companies ITM Power +90% and AFC Energy +220%. And with the collectives...Impax
Environmental 26% (now sold), TRIG 22% and Bluefield Solar 15%.
The total return including dividends from my green
portfolio has been 23.5% which I
guess is reassuring and shows that it's possible to invest ethically, align my
investments with my values and still make a decent return. Maybe it's just beginners luck!
As a whole, the portfolio has
delivered a total return of 21.9% over the past year which
takes account of all dealing costs - the best annual return by quite a margin for a decade.
Here's my portfolio returns covering the past 10 years.
|(click to enlarge)|
A sum of
£1,000 at the start of 2010 has more than doubled to £2,220 and an average annualised
return over the past 10 years of 8.3%. This has enabled me to take my 4% income
each year since moving to early retirement in 2008 and leaving some held back

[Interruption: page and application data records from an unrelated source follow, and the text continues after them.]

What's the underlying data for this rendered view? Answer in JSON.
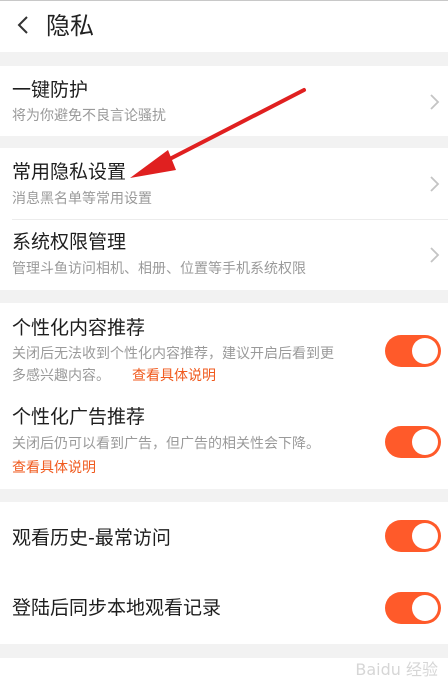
{
  "header": {
    "title": "隐私"
  },
  "one_key": {
    "title": "一键防护",
    "subtitle": "将为你避免不良言论骚扰"
  },
  "common": {
    "title": "常用隐私设置",
    "subtitle": "消息黑名单等常用设置"
  },
  "permissions": {
    "title": "系统权限管理",
    "subtitle": "管理斗鱼访问相机、相册、位置等手机系统权限"
  },
  "personal_content": {
    "title": "个性化内容推荐",
    "desc_line1": "关闭后无法收到个性化内容推荐，建议开启后看到更",
    "desc_line2": "多感兴趣内容。",
    "link": "查看具体说明",
    "enabled": true
  },
  "personal_ads": {
    "title": "个性化广告推荐",
    "desc": "关闭后仍可以看到广告，但广告的相关性会下降。",
    "link": "查看具体说明",
    "enabled": true
  },
  "history": {
    "title": "观看历史-最常访问",
    "enabled": true
  },
  "sync": {
    "title": "登陆后同步本地观看记录",
    "enabled": true
  },
  "colors": {
    "accent": "#ff5a2a",
    "link": "#f05a1e",
    "annotation_arrow": "#e02020"
  },
  "watermark": {
    "text": "Baidu 经验"
  }
}
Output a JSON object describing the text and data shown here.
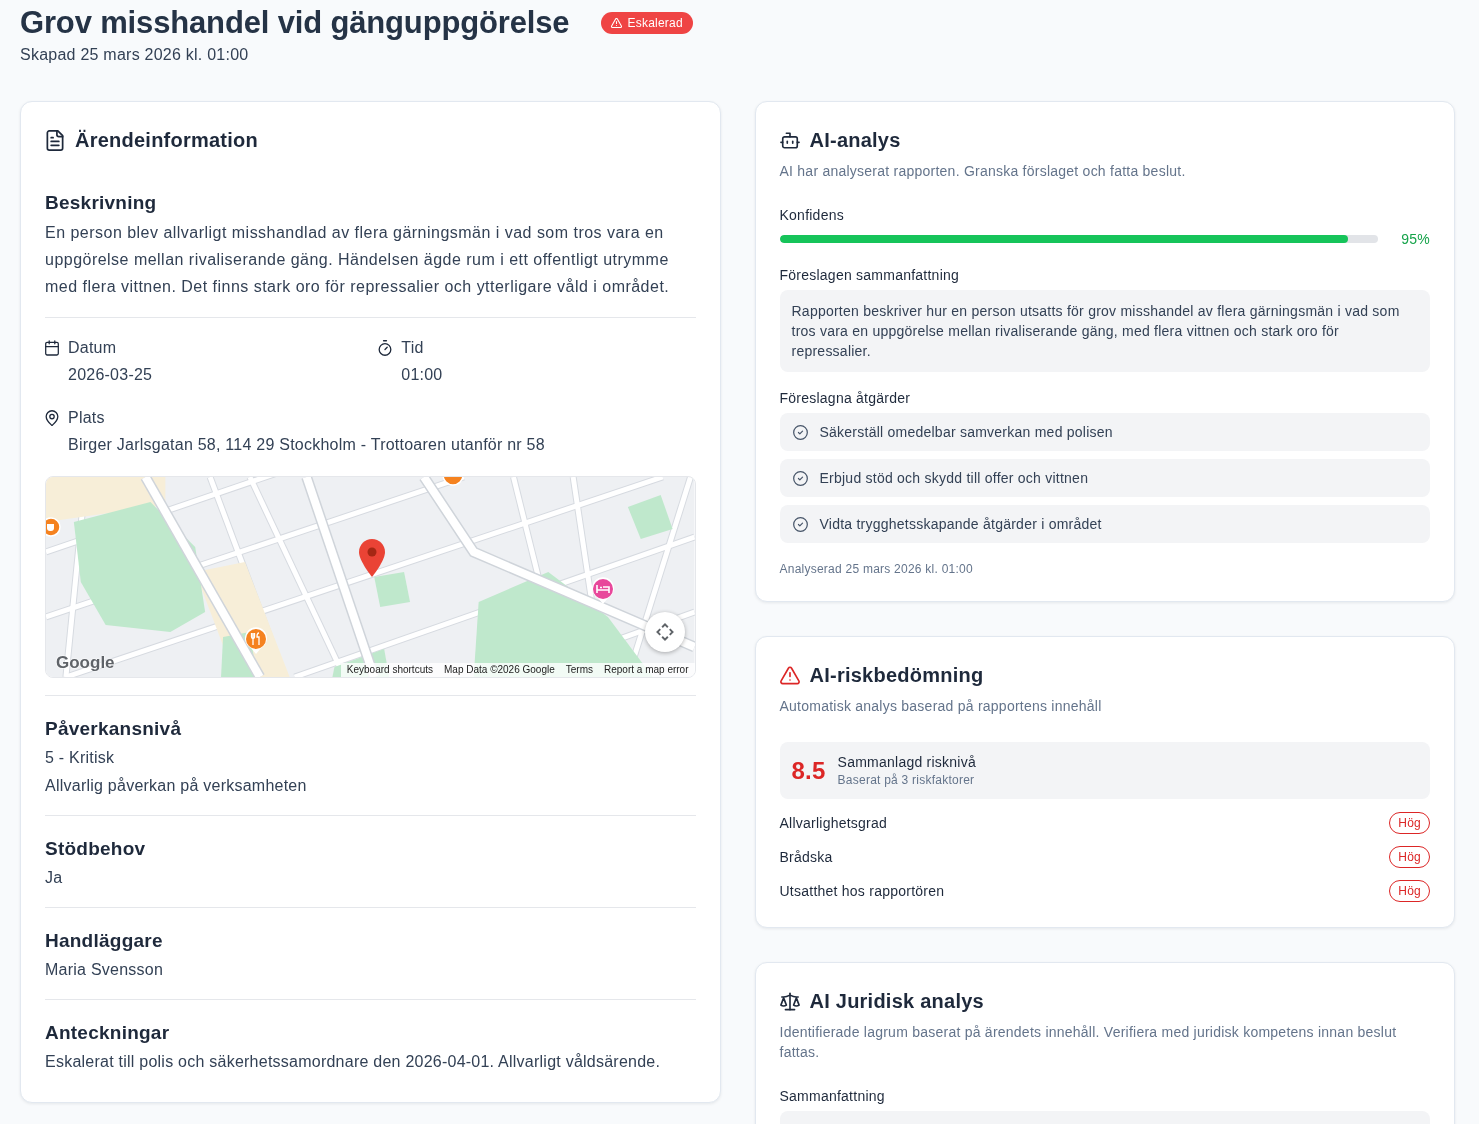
{
  "header": {
    "title": "Grov misshandel vid gänguppgörelse",
    "status_badge": {
      "label": "Eskalerad"
    },
    "created": "Skapad 25 mars 2026 kl. 01:00"
  },
  "case_info": {
    "title": "Ärendeinformation",
    "description": {
      "heading": "Beskrivning",
      "text": "En person blev allvarligt misshandlad av flera gärningsmän i vad som tros vara en uppgörelse mellan rivaliserande gäng. Händelsen ägde rum i ett offentligt utrymme med flera vittnen. Det finns stark oro för repressalier och ytterligare våld i området."
    },
    "details": [
      {
        "kind": "date",
        "label": "Datum",
        "value": "2026-03-25"
      },
      {
        "kind": "time",
        "label": "Tid",
        "value": "01:00"
      },
      {
        "kind": "location",
        "label": "Plats",
        "value": "Birger Jarlsgatan 58, 114 29 Stockholm - Trottoaren utanför nr 58"
      }
    ],
    "map": {
      "logo": "Google",
      "attribution": [
        "Keyboard shortcuts",
        "Map Data ©2026 Google",
        "Terms",
        "Report a map error"
      ]
    },
    "sections": [
      {
        "heading": "Påverkansnivå",
        "lines": [
          "5 - Kritisk",
          "Allvarlig påverkan på verksamheten"
        ]
      },
      {
        "heading": "Stödbehov",
        "lines": [
          "Ja"
        ]
      },
      {
        "heading": "Handläggare",
        "lines": [
          "Maria Svensson"
        ]
      },
      {
        "heading": "Anteckningar",
        "lines": [
          "Eskalerat till polis och säkerhetssamordnare den 2026-04-01. Allvarligt våldsärende."
        ]
      }
    ]
  },
  "ai_analysis": {
    "title": "AI-analys",
    "subtitle": "AI har analyserat rapporten. Granska förslaget och fatta beslut.",
    "confidence": {
      "label": "Konfidens",
      "level": 0.95,
      "reading": "95%"
    },
    "summary": {
      "label": "Föreslagen sammanfattning",
      "text": "Rapporten beskriver hur en person utsatts för grov misshandel av flera gärningsmän i vad som tros vara en uppgörelse mellan rivaliserande gäng, med flera vittnen och stark oro för repressalier."
    },
    "actions": {
      "label": "Föreslagna åtgärder",
      "items": [
        "Säkerställ omedelbar samverkan med polisen",
        "Erbjud stöd och skydd till offer och vittnen",
        "Vidta trygghetsskapande åtgärder i området"
      ]
    },
    "footer": "Analyserad 25 mars 2026 kl. 01:00"
  },
  "risk_assessment": {
    "title": "AI-riskbedömning",
    "subtitle": "Automatisk analys baserad på rapportens innehåll",
    "total": {
      "score": "8.5",
      "label": "Sammanlagd risknivå",
      "note": "Baserat på 3 riskfaktorer"
    },
    "factors": [
      {
        "name": "Allvarlighetsgrad",
        "rating": "Hög"
      },
      {
        "name": "Brådska",
        "rating": "Hög"
      },
      {
        "name": "Utsatthet hos rapportören",
        "rating": "Hög"
      }
    ]
  },
  "legal_analysis": {
    "title": "AI Juridisk analys",
    "subtitle": "Identifierade lagrum baserat på ärendets innehåll. Verifiera med juridisk kompetens innan beslut fattas.",
    "summary_label": "Sammanfattning"
  }
}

to build reserves.
popular this year have been:
1. My Index
Funds Under The Spotlight (link)
LS 60 - Year 4 Update
4. Orsted -

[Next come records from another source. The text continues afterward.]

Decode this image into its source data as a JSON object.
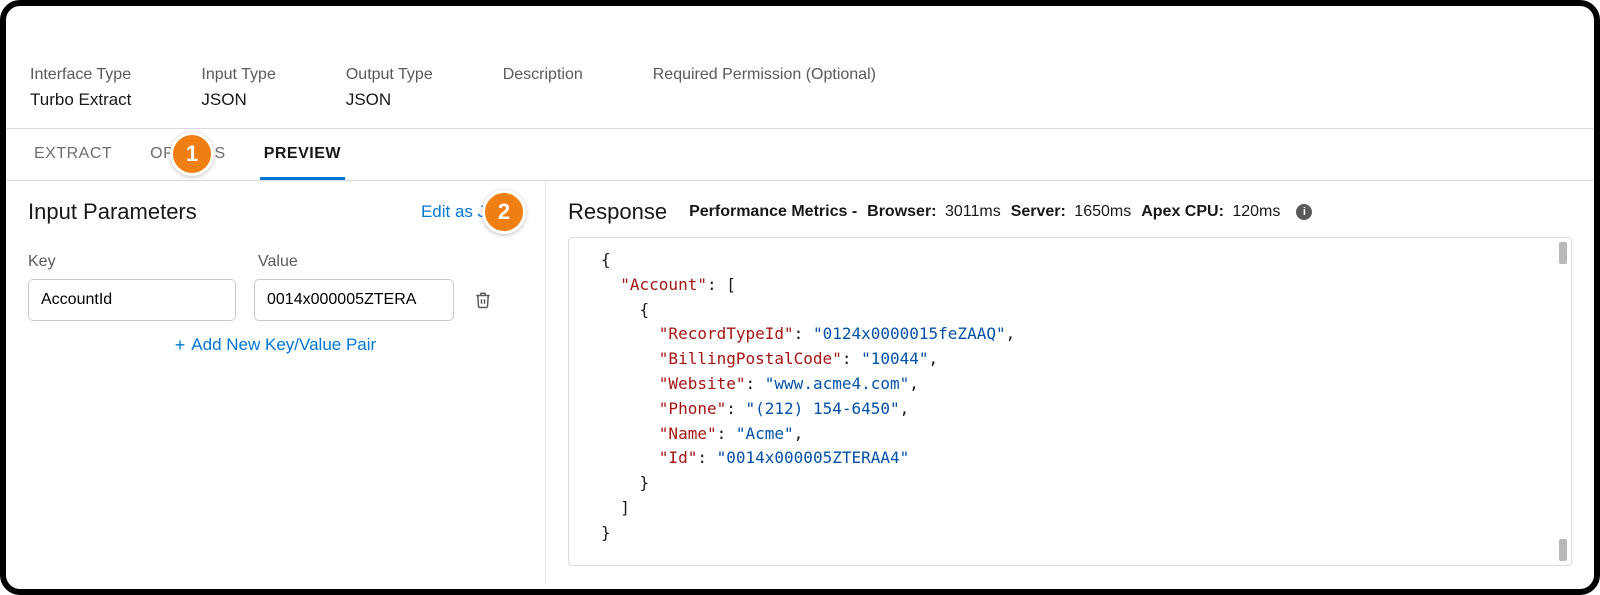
{
  "summary": [
    {
      "label": "Interface Type",
      "value": "Turbo Extract"
    },
    {
      "label": "Input Type",
      "value": "JSON"
    },
    {
      "label": "Output Type",
      "value": "JSON"
    },
    {
      "label": "Description",
      "value": ""
    },
    {
      "label": "Required Permission (Optional)",
      "value": ""
    }
  ],
  "tabs": {
    "items": [
      "EXTRACT",
      "OPTIONS",
      "PREVIEW"
    ],
    "activeIndex": 2
  },
  "inputParams": {
    "title": "Input Parameters",
    "editLabel": "Edit as JSON",
    "keyHeader": "Key",
    "valueHeader": "Value",
    "rows": [
      {
        "key": "AccountId",
        "value": "0014x000005ZTERA"
      }
    ],
    "addLabel": "Add New Key/Value Pair"
  },
  "responsePanel": {
    "title": "Response",
    "metricsLabel": "Performance Metrics -",
    "metrics": [
      {
        "label": "Browser:",
        "value": "3011ms"
      },
      {
        "label": "Server:",
        "value": "1650ms"
      },
      {
        "label": "Apex CPU:",
        "value": "120ms"
      }
    ],
    "json": {
      "Account": [
        {
          "RecordTypeId": "0124x0000015feZAAQ",
          "BillingPostalCode": "10044",
          "Website": "www.acme4.com",
          "Phone": "(212) 154-6450",
          "Name": "Acme",
          "Id": "0014x000005ZTERAA4"
        }
      ]
    }
  },
  "callouts": [
    "1",
    "2"
  ]
}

Up to Speed on Climate Emergency (link)
My Portfolio of Fossil Fuels (link)
7. We Are
Leaving the EU...At Last!
My thanks to The Investor from Monevator for the ongoing links throughout the past year (despite our opposite views on Brexit!)
In these times of low interest rates

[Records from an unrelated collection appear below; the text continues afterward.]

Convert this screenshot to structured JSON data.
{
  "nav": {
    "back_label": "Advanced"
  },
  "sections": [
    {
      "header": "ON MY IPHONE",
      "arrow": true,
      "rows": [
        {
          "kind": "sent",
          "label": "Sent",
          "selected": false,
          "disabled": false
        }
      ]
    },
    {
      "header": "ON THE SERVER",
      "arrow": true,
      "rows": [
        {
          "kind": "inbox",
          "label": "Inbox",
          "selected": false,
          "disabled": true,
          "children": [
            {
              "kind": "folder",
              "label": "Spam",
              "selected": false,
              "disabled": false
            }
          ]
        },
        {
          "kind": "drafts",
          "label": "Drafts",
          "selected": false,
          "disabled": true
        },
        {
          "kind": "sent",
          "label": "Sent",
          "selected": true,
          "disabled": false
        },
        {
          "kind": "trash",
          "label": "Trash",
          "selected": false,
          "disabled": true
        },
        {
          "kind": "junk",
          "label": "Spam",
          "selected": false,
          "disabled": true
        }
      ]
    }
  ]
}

and corresponding low returns from cash deposits, for a little more risk, an
average annualised return of over 8% over the past decade is for me very
acceptable. Return on my investments have been positive in 9 of the past 11 years.
Obviously as a grandfather to five, I
am concerned about the climate emergency and how badly it will impact the world
over the coming years. The devastating images we have seen from Australia in
recent weeks should be a warning of
what's coming down the line for the planet if we carry on with business as
usual. Hopefully in the coming year we will get some real leadership and start
to reverse the warming otherwise the consequences are dire. Either way I am in
no doubt that the global economy will be affected including equities which is
why I have moved my portfolio to climate-friendly alternatives.
I think it's fairly obvious that we just cannot continue with our current economic model pursuing GDP growth and unlimited consumption above everything. What exactly is the point if we end up with an uninhabitable planet in 50 years time? And as an investor, I am a part owner of everything I choose to hold in my portfolio so I have a responsibility for what those companies do or don't do. I have come to the conclusion that it's totally unacceptable to be a part owner - however small - of the big oil companies that continue to be the big drivers of climate change.
For me at this stage, investing is no
longer about finding the best strategy to maximise returns. It's more about
directing my resources towards those areas that are trying to promote a
sustainable planet and avoiding the fossil fuel companies and associates which
refuse to change and that have little or no regard for our environment. If
supporting those greener companies can also deliver a decent return on capital,
then that will be a bonus but it's no longer my primary driver.
I don't have a crystal ball but my
strong feeling would be that the game could soon be up for the big oil
companies that refuse to change their business strategies and fall into line on
climate change. Likewise the banks that continue to fund their operations. 2020
could be a make or break year as we head towards COP26 in Glasgow....as they
say, it's going to be very interesting!
Finally, thanks to all for dropping by during the
past year and wishing everyone all good things in 2020 - especially good health.
As always, if you keep track of portfolio returns,
feel free to leave a comment and share with others how your investments have
fared over the past year.